*Interface dataset entries*:
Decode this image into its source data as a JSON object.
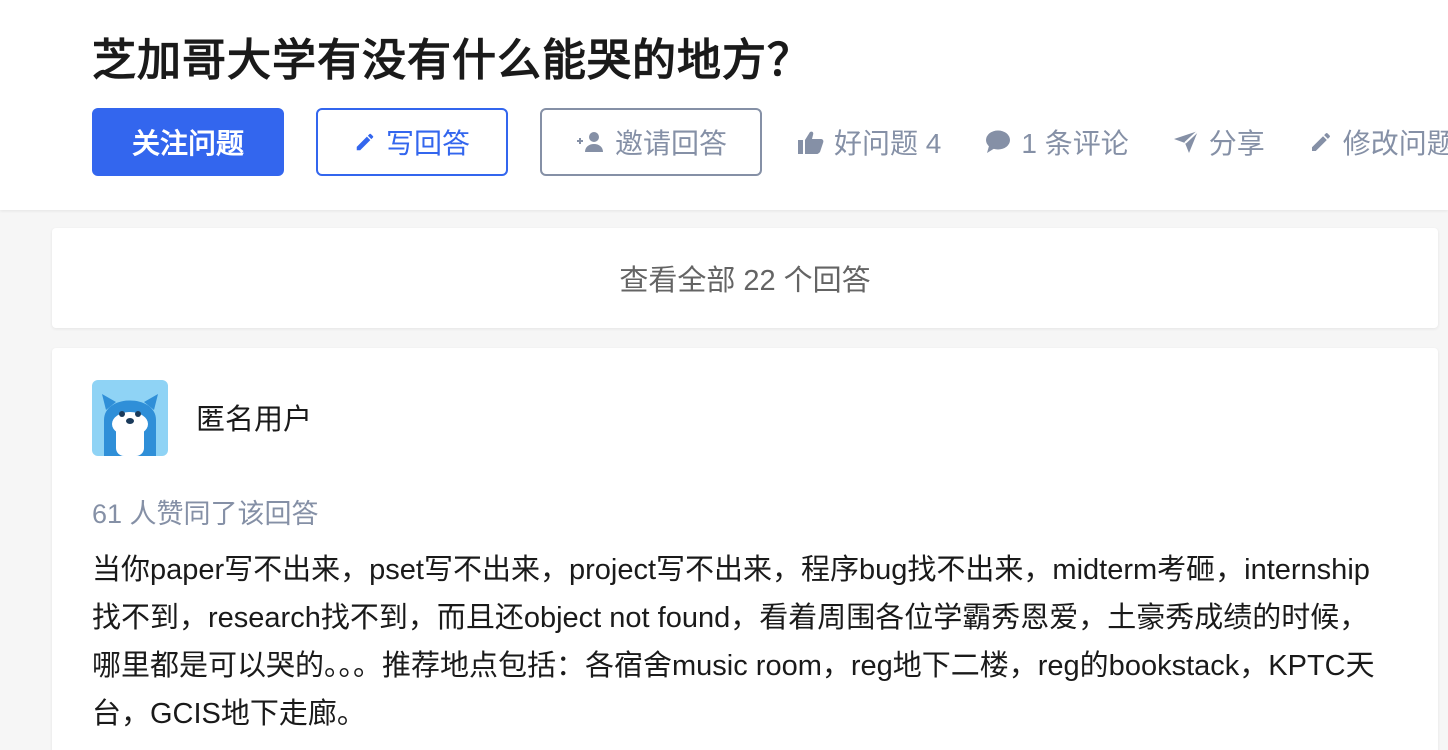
{
  "question": {
    "title": "芝加哥大学有没有什么能哭的地方？"
  },
  "buttons": {
    "follow": "关注问题",
    "write": "写回答",
    "invite": "邀请回答"
  },
  "actions": {
    "good_question": "好问题 4",
    "comments": "1 条评论",
    "share": "分享",
    "edit": "修改问题"
  },
  "view_all": "查看全部 22 个回答",
  "answer": {
    "author": "匿名用户",
    "votes": "61 人赞同了该回答",
    "content": "当你paper写不出来，pset写不出来，project写不出来，程序bug找不出来，midterm考砸，internship找不到，research找不到，而且还object not found，看着周围各位学霸秀恩爱，土豪秀成绩的时候，哪里都是可以哭的。。。推荐地点包括：各宿舍music room，reg地下二楼，reg的bookstack，KPTC天台，GCIS地下走廊。"
  },
  "colors": {
    "primary": "#3366ee",
    "muted": "#8590a6",
    "background": "#f6f6f6"
  },
  "icons": [
    "pencil-icon",
    "add-person-icon",
    "thumbs-up-icon",
    "comment-icon",
    "share-icon",
    "edit-icon",
    "anonymous-avatar"
  ]
}
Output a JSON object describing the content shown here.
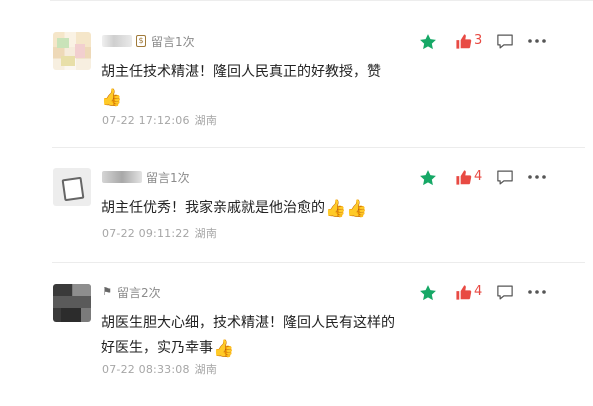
{
  "comments": [
    {
      "badge_icon": "money-bag-icon",
      "message_count": "留言1次",
      "text": "胡主任技术精湛！隆回人民真正的好教授，赞",
      "emoji": "👍",
      "time": "07-22 17:12:06",
      "location": "湖南",
      "likes": "3"
    },
    {
      "badge_icon": "none",
      "message_count": "留言1次",
      "text": "胡主任优秀！我家亲戚就是他治愈的",
      "emoji": "👍👍",
      "time": "07-22 09:11:22",
      "location": "湖南",
      "likes": "4"
    },
    {
      "badge_icon": "flag-icon",
      "message_count": "留言2次",
      "text": "胡医生胆大心细，技术精湛！隆回人民有这样的好医生，实乃幸事",
      "emoji": "👍",
      "time": "07-22 08:33:08",
      "location": "湖南",
      "likes": "4"
    }
  ],
  "colors": {
    "star": "#16a866",
    "like": "#e84a43",
    "muted": "#9a9a9a"
  }
}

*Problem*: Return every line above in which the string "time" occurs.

*Task result*:
      "time": "07-22 17:12:06",
      "time": "07-22 09:11:22",
      "time": "07-22 08:33:08",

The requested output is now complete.